. . . and to the left:
Because there was virtually no competition, I easily got this player to toss me my 5th ball of the day:
Here’s a closer look at him:
At the time, I had no idea who it was, but now (after having done some Google-imaging) I’m almost certain that it was Jared Burton. Can anyone help me confirm this?
During the last few minutes of BP, I caught two home runs on the fly, and they couldn’t have been easier. I mean . . . I had to run 30 feet to my left for the second one, but there was no one else near me, and the ball came right to my row. The same batter hit both of these balls, but I don’t know who it was.
On my way out of the section, I gave a ball to a security guard to give to the kid of his choice, and late in the game, I gave away another to a little boy in my section who’d been sitting quietly with his glove (and his family) all night.
This was my view for the entire game . . .
. . . and for the first few batters in the top of the 1st, I had an entire empty row on my left:
Not surprisingly, it didn’t last long . . .
. . . but during those few minutes that I had all that space, it was fun to imagine the possibilities.
For the second game in the row, the Twins had a 4-3 lead after the 1st inning, but the real story (as I mentioned at the start) was Curtis Granderson. Here’s what the jumbotron said when he came to bat in the bottom of the 6th:
He already had three home runs by that point, and he was likely to bat again in the bottom of the 8th! My mind and heart were racing at the thought of catching his 4th (and/or 5th?!) home run of the night, but it wasn’t meant to be. Granderson cracked under pressure and ended up hitting singles in his final two at-bats. What a chump!
For the record, I didn’t come close to any of his home runs, although I did jump out of my seat and start running for one of them. Most of the seats were full, so even though the ball landed just one section to my right, I had no chance. Mark Teixiera and Ryan Doumit also homered to right field, so there was lots of action in my general vicinity, but all I could do was spectate. You people in half-empty stadiums with cross-aisles and standing-room sections have NO IDEA how good you have it.
One of the highlights of the game was seeing Mariano Rivera (whose age now matches his uniform number) retire Minnesota in order on seven pitches. He’s so good that it’s almost not fair.
Final score: Yankees 7, Twins 6.
Here’s a photo that I took of the stadium from the nearby/elevated subway platform:
The biggest highlight of the day was getting to talk at length to a part-time major league scout. He’s a friend of a friend, and I got to pick his brain for 20 solid minutes. I’m not sure if I’m allowed to reveal his name or the team that he works for, so let me just share one random/interesting fact with you: his team has a minimum height requirement for right-handed pitchers. In other words, when scouts are looking at high school and college pitchers and considering who to select in the draft, the front office won’t even consider a guy if he’s under 6-foot-2. For lefties, there’s no requirement. I always knew that teams prefer tall pitchers, but I figured that the cutoff was six feet, and I had no idea that there was an actual rule about it. I guess I’m going to have to marry a very tall woman.

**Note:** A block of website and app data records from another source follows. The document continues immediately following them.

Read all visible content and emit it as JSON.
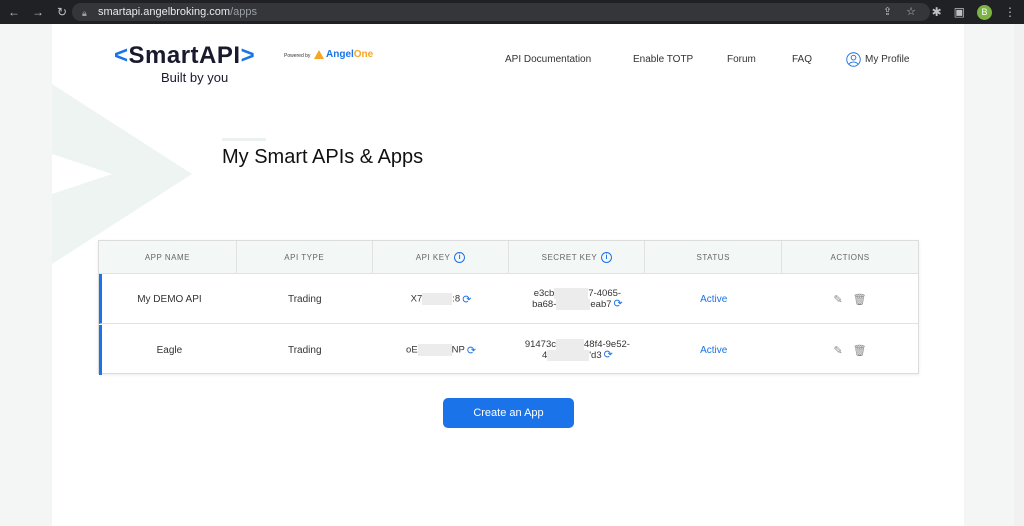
{
  "browser": {
    "url_host": "smartapi.angelbroking.com",
    "url_path": "/apps",
    "profile_initial": "B"
  },
  "logo": {
    "open_bracket": "<",
    "brand_smart": "Smart",
    "brand_api": "API",
    "close_bracket": ">",
    "tagline": "Built by you",
    "powered_by": "Powered by",
    "angel_part1": "Angel",
    "angel_part2": "One"
  },
  "nav": {
    "api_documentation": "API Documentation",
    "enable_totp": "Enable TOTP",
    "forum": "Forum",
    "faq": "FAQ",
    "my_profile": "My Profile"
  },
  "page_title": "My Smart APIs & Apps",
  "table": {
    "headers": [
      "APP NAME",
      "API TYPE",
      "API KEY",
      "SECRET KEY",
      "STATUS",
      "ACTIONS"
    ],
    "rows": [
      {
        "app_name": "My DEMO API",
        "api_type": "Trading",
        "api_key_start": "X7",
        "api_key_end": ":8",
        "secret_line1_start": "e3cb",
        "secret_line1_end": "7-4065-",
        "secret_line2_start": "ba68-",
        "secret_line2_end": "eab7",
        "status": "Active"
      },
      {
        "app_name": "Eagle",
        "api_type": "Trading",
        "api_key_start": "oE",
        "api_key_end": "NP",
        "secret_line1_start": "91473c",
        "secret_line1_end": "48f4-9e52-",
        "secret_line2_start": "4",
        "secret_line2_end": "'d3",
        "status": "Active"
      }
    ]
  },
  "create_button": "Create an App",
  "colors": {
    "accent": "#1a73e8",
    "angel_orange": "#f5a623",
    "header_bg": "#f3f7f5"
  }
}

• 55 balls in 7 games this season = 7.86 balls per game.
• 799 consecutive games with at least one ball
• 546 consecutive games in New York with at least one ball
• 160 consecutive Yankees home games with at least one ball
• 31 consecutive games at the new Yankee Stadium with at least two balls
• 5,874 total balls
(I’m raising money again this season for Pitch In For Baseball, a non-profit charity that provides baseball equipment to underprivileged kids all over the world. Click here to learn more about my fundraiser, and click here to see the prizes that I’ll be giving away to donors.)
• 17 donors
• $1.00 pledged per ball (if you add up all the pledges)
• $7.00 raised at this game
• $55.00 raised this season
• $19,212.00 raised since I started my fundraiser in 2009
Here’s one final photo for you — a side-by-side comparison of one of the balls in regular light versus black light: